FRAXA’s primary mission is to speed up progress towards effective treatments and ultimately a cure for Fragile X syndrome. As “bottlenecks” are identified we will try to facilitate solutions and add resources for university and pharma researchers worldwide, so please contact us for additional scientific resource requests.
Contact Michael Tranfaglia with any questions, comments or concerns via email at email@example.com or call (978) 462-1866.
The FRAXA Drug Validation Initiative (FRAXA-DVI) provides speedy, cost-effective, objective testing of potential new Fragile X treatments.
Pharmaceutical companies developing medicines for brain disorders like Alzheimers, epilepsy, or depression sometimes find evidence suggesting that their compounds could treat Fragile X. We can arrange to send promising compounds to FRAXA-DVI for further study.

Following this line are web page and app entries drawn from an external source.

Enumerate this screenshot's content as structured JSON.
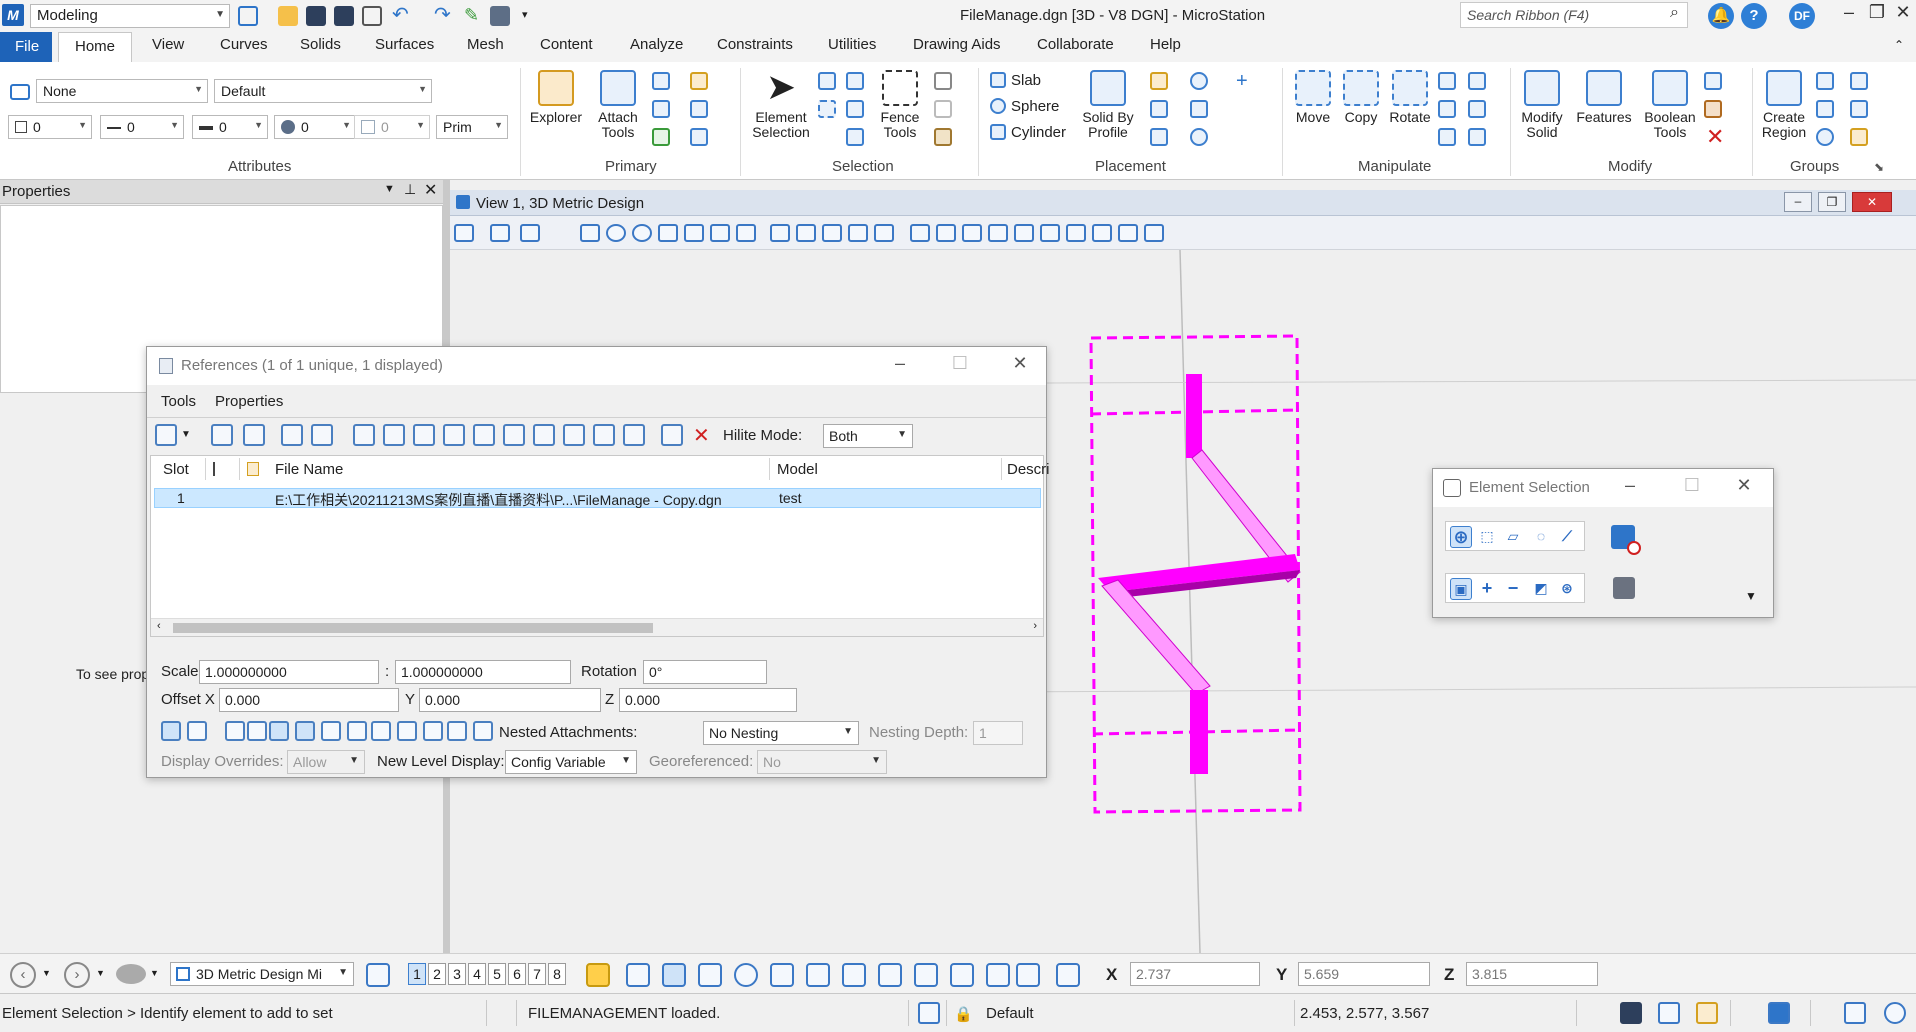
{
  "titlebar": {
    "workspace": "Modeling",
    "window_title": "FileManage.dgn [3D - V8 DGN] - MicroStation",
    "search_placeholder": "Search Ribbon (F4)",
    "user_initials": "DF",
    "help": "?"
  },
  "tabs": [
    "File",
    "Home",
    "View",
    "Curves",
    "Solids",
    "Surfaces",
    "Mesh",
    "Content",
    "Analyze",
    "Constraints",
    "Utilities",
    "Drawing Aids",
    "Collaborate",
    "Help"
  ],
  "ribbon": {
    "attributes": {
      "level": "None",
      "style": "Default",
      "color": "0",
      "linestyle": "0",
      "weight": "0",
      "transparency": "0",
      "priority_value": "0",
      "class": "Prim",
      "group_label": "Attributes"
    },
    "primary": {
      "explorer": "Explorer",
      "attach_tools": "Attach Tools",
      "group_label": "Primary"
    },
    "selection": {
      "element_selection": "Element Selection",
      "fence_tools": "Fence Tools",
      "group_label": "Selection"
    },
    "placement": {
      "slab": "Slab",
      "sphere": "Sphere",
      "cylinder": "Cylinder",
      "solid_by_profile": "Solid By Profile",
      "group_label": "Placement"
    },
    "manipulate": {
      "move": "Move",
      "copy": "Copy",
      "rotate": "Rotate",
      "group_label": "Manipulate"
    },
    "modify": {
      "modify_solid": "Modify Solid",
      "features": "Features",
      "boolean_tools": "Boolean Tools",
      "group_label": "Modify"
    },
    "groups": {
      "create_region": "Create Region",
      "group_label": "Groups"
    }
  },
  "properties_panel": {
    "title": "Properties",
    "hint": "To see prop"
  },
  "view": {
    "title": "View 1, 3D Metric Design"
  },
  "references": {
    "title": "References (1 of 1 unique, 1 displayed)",
    "menu": [
      "Tools",
      "Properties"
    ],
    "hilite_label": "Hilite Mode:",
    "hilite_value": "Both",
    "columns": [
      "Slot",
      "File Name",
      "Model",
      "Descri"
    ],
    "rows": [
      {
        "slot": "1",
        "file_name": "E:\\工作相关\\20211213MS案例直播\\直播资料\\P...\\FileManage - Copy.dgn",
        "model": "test"
      }
    ],
    "scale_label": "Scale",
    "scale_1": "1.000000000",
    "scale_sep": ":",
    "scale_2": "1.000000000",
    "rotation_label": "Rotation",
    "rotation": "0°",
    "offset_x_label": "Offset X",
    "offset_x": "0.000",
    "offset_y_label": "Y",
    "offset_y": "0.000",
    "offset_z_label": "Z",
    "offset_z": "0.000",
    "nested_label": "Nested Attachments:",
    "nested_value": "No Nesting",
    "nesting_depth_label": "Nesting Depth:",
    "nesting_depth": "1",
    "display_overrides_label": "Display Overrides:",
    "display_overrides": "Allow",
    "new_level_label": "New Level Display:",
    "new_level_value": "Config Variable",
    "georef_label": "Georeferenced:",
    "georef_value": "No"
  },
  "element_selection": {
    "title": "Element Selection"
  },
  "bottombar": {
    "model_combo": "3D Metric Design Mi",
    "views": [
      "1",
      "2",
      "3",
      "4",
      "5",
      "6",
      "7",
      "8"
    ],
    "active_view": "1",
    "x_label": "X",
    "x": "2.737",
    "y_label": "Y",
    "y": "5.659",
    "z_label": "Z",
    "z": "3.815"
  },
  "statusbar": {
    "prompt": "Element Selection > Identify element to add to set",
    "message": "FILEMANAGEMENT loaded.",
    "level": "Default",
    "coords": "2.453, 2.577, 3.567"
  },
  "colors": {
    "accent": "#1e63b8",
    "element": "#ff00ff",
    "element_dark": "#b000b0",
    "element_light": "#ff99ff"
  }
}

This resource is also a next step for testing new leads from university-based research projects.
Since 2011, Patricia Cogram, PhD, and Dr. Robert M. J. Deacon, PhD, of the University of Oxford, have worked at the University of Chile to validate new pharmaceutical leads for the treatment of Fragile X. Dr. Cogram maintains colonies of Fragile X mice and fruit flies, conducts standardized tests on lead therapeutic compounds, and compares their effects in the animals to previously tested drugs.
FRAXA-DVI offers a rapid and cost-effective alternative to in-house studies. FRAXA-DVI’s cutting-edge technology with high-content screening and multiplexed animal models are oriented to fast screening of compounds with high reproducibility for de-risking and accelerating drug development in Fragile X syndrome. FRAXA-DVI works in collaboration with Sarah Lippe, Montreal, Canada (EEG); Peter Vanderklish, Scripps Institute, USA (OMICs); and Julie Lauterborn, UCI, USA (electrophysiology). FRAXA-DVI works with Dr. Paulina Carulo from the FLENI Institute, Argentina, in the search for clinical biomarkers and candidate compounds in pilot clinical trials in Fragile X.
FRAXA-DVI allows us to partner with pharmaceutical companies to test their compounds in Fragile X. It has generated new leads and has led to clinical trials in Fragile X. For more information please contact Michael Tranfaglia, MD at FRAXA.
FMR1 Knockout Rats
This model contains a deletion of the fmr1 gene. Mutations in fmr1 result in Fragile X syndrome, the leading monogenic cause of autism, making this rat useful for the study of both Fragile X syndrome and autism.
Sold by Envigo.
Human Stem Cells
The National Human Neural Stem Cell Resource (SCR) provides to the research community neural stem cells harvested from the post-natal, post-mortem, human brain. Dr. Philip Schwartz directs this resource at the Children’s Hospital of Orange County (CHOC) Research Institute.
Human cortical neural stem cells that carry the Fragile X mutation are available for distribution to interested researchers. These cells are grown as neurospheres and are mainly neural progenitor cells. They can be differentiated into neurons and astrocytes that lack FMRP with long-term culturing. For more information about these cells please refer to Svendsen et al., J Neuroscience Methods 85:141-163 (1998), and contact Dr. Anita Bhattacharyya at the University of Wisconsin-Madison Waisman Center.